*** Opening of Data to process ***

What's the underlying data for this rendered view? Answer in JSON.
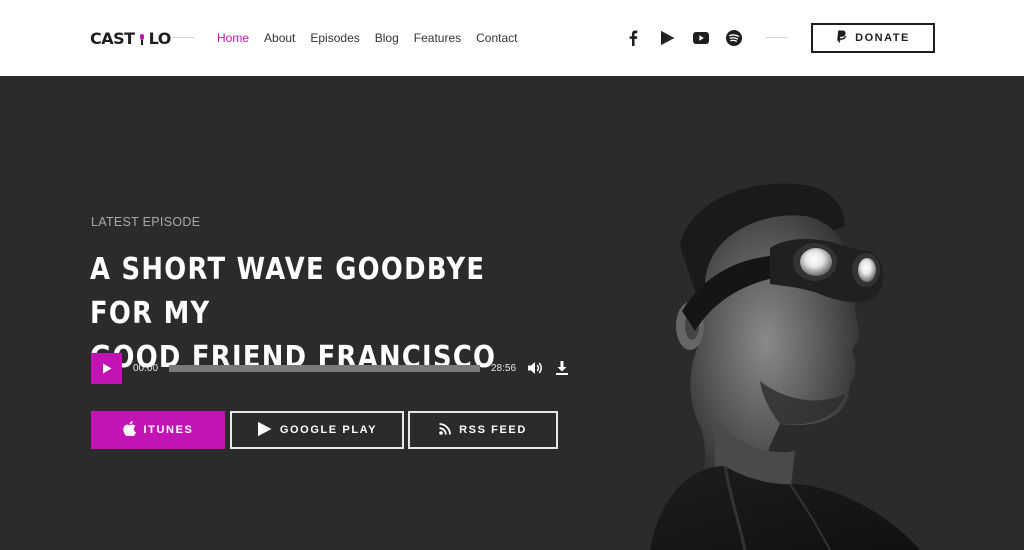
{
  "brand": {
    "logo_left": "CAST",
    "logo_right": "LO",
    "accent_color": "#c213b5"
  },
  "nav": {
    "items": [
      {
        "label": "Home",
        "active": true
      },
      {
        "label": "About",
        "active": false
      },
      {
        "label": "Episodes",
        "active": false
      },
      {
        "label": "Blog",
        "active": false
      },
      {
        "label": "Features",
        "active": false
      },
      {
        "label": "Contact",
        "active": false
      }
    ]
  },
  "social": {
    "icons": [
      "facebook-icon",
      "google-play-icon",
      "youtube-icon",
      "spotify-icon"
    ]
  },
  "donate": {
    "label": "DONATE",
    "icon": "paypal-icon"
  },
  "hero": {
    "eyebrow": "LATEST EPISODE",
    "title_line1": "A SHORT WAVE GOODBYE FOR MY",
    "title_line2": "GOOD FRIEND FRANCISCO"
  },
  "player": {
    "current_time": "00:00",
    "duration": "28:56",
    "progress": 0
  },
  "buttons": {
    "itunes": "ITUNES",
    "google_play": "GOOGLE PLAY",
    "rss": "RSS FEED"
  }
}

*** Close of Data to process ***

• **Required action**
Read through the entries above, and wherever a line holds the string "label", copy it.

• **Your response**
        "label": "Home",
        "label": "About",
        "label": "Episodes",
        "label": "Blog",
        "label": "Features",
        "label": "Contact",
    "label": "DONATE",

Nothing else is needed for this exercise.